Knowledge is Power
April 14, 2014
Ashley Day, MA
I have been employed at BreatheAmerica for the last three years. Since the beginning I have learned so much about Allergy and Asthma. I have had the privilege to work with some of the best doctors, people who dedicate their time to help people gain control of their allergy and asthma symptoms.
I have found that one of the best ways to gain control is through education, and this month I thought it might be helpful to provide some information on dust mites. For creatures you can’t even see, dust mites can stir up a lot of trouble. About 20 million Americans are allergic to these little bugs. You may feel as if you have an endless cold or even asthma.
For people who are allergic to dust mites, the symptoms are similar to those of pollen allergies: red, itchy, watery eyes; runny, itchy, stuffy nose; and sneezing are all symptoms you could experience. Medication can help, but there are also simple ways to keep dust mites away. To get rid of these tiny creatures in your home, it helps to know about their living habits. They prefer temperatures of 70 degrees Fahrenheit or warmer and humidity of 75% to 80%. They can’t survive in colder, drier places.
In the U.S., dust mite allergies peak in July and August, due to the warm weather. Dust mites like to eat dead skin from pets and humans. You probably shed enough skin a day to feed a million dust mites. Flakes of dead skin in carpeting, beds, and furniture are like snacks for dust mites. It is wise to always dust with a damp cloth and vacuum often. Using dust mite resistant covers for your box spring, mattress, and pillows are also ways of preventing exposure.

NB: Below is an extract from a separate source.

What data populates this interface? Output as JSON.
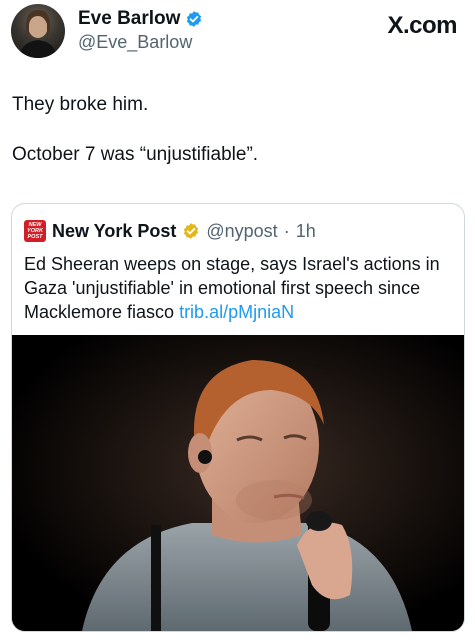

UPDATE: BreatheAmerica centers in Richmond, Columbus, and Tulsa have closed. Please visit our location page for information on our Albuquerque, El Paso, and Shreveport clinics.